---- DATA TO EXAMINE

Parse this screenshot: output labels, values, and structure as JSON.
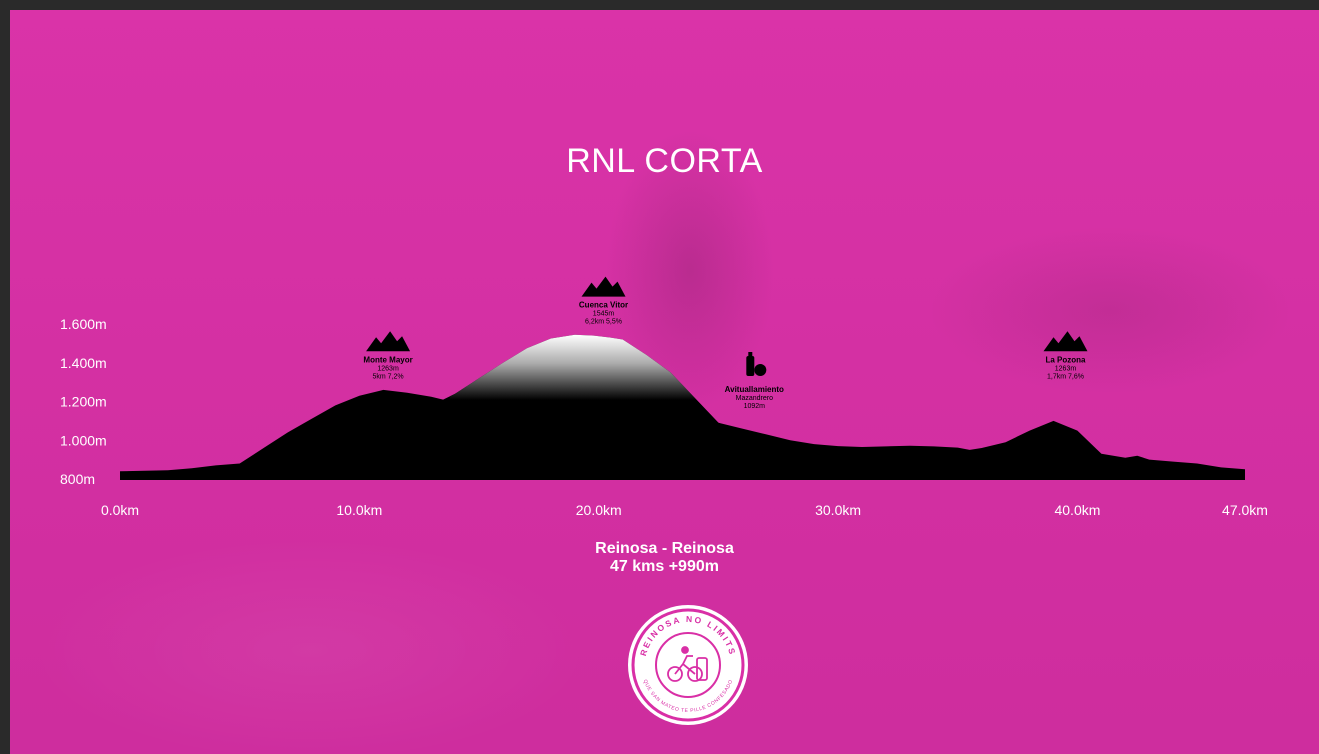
{
  "title": "RNL CORTA",
  "route": {
    "name": "Reinosa - Reinosa",
    "summary": "47 kms +990m"
  },
  "colors": {
    "background": "#d92fa6",
    "profile": "#000000",
    "text": "#ffffff"
  },
  "logo": {
    "top_text": "REINOSA NO LIMITS",
    "bottom_text": "QUE SAN MATEO TE PILLE CONFESADO"
  },
  "chart_data": {
    "type": "area",
    "title": "",
    "xlabel": "",
    "ylabel": "",
    "xlim": [
      0,
      47
    ],
    "ylim": [
      800,
      1600
    ],
    "x_ticks": [
      0,
      10,
      20,
      30,
      40,
      47
    ],
    "x_tick_labels": [
      "0.0km",
      "10.0km",
      "20.0km",
      "30.0km",
      "40.0km",
      "47.0km"
    ],
    "y_ticks": [
      800,
      1000,
      1200,
      1400,
      1600
    ],
    "y_tick_labels": [
      "800m",
      "1.000m",
      "1.200m",
      "1.400m",
      "1.600m"
    ],
    "grid": false,
    "series": [
      {
        "x": [
          0,
          2,
          3,
          4,
          5,
          6,
          7,
          8,
          9,
          10,
          11,
          12,
          13,
          13.5,
          14,
          15,
          16,
          17,
          18,
          19,
          19.8,
          20.5,
          21,
          22,
          23,
          24,
          25,
          26,
          27,
          28,
          29,
          30,
          31,
          32,
          33,
          34,
          35,
          35.5,
          36,
          37,
          38,
          39,
          40,
          41,
          42,
          42.5,
          43,
          44,
          45,
          46,
          47
        ],
        "y": [
          840,
          845,
          855,
          870,
          880,
          960,
          1040,
          1110,
          1180,
          1230,
          1260,
          1245,
          1225,
          1210,
          1240,
          1320,
          1400,
          1475,
          1525,
          1545,
          1540,
          1530,
          1520,
          1440,
          1350,
          1220,
          1090,
          1060,
          1030,
          1000,
          980,
          970,
          965,
          968,
          972,
          968,
          962,
          950,
          960,
          990,
          1050,
          1100,
          1050,
          930,
          910,
          920,
          900,
          890,
          880,
          860,
          850
        ]
      }
    ],
    "annotations": [
      {
        "icon": "mountain-icon",
        "name": "Monte Mayor",
        "elevation": "1263m",
        "detail": "5km 7,2%",
        "x": 11.2,
        "y": 1263
      },
      {
        "icon": "mountain-icon",
        "name": "Cuenca Vitor",
        "elevation": "1545m",
        "detail": "6,2km 5,5%",
        "x": 20.2,
        "y": 1545
      },
      {
        "icon": "feed-station-icon",
        "name": "Avituallamiento",
        "elevation": "Mazandrero",
        "detail": "1092m",
        "x": 26.5,
        "y": 1092
      },
      {
        "icon": "mountain-icon",
        "name": "La Pozona",
        "elevation": "1263m",
        "detail": "1,7km 7,6%",
        "x": 39.5,
        "y": 1263
      }
    ]
  }
}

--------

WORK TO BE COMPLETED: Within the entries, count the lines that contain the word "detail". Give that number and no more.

TASK RESULT: 4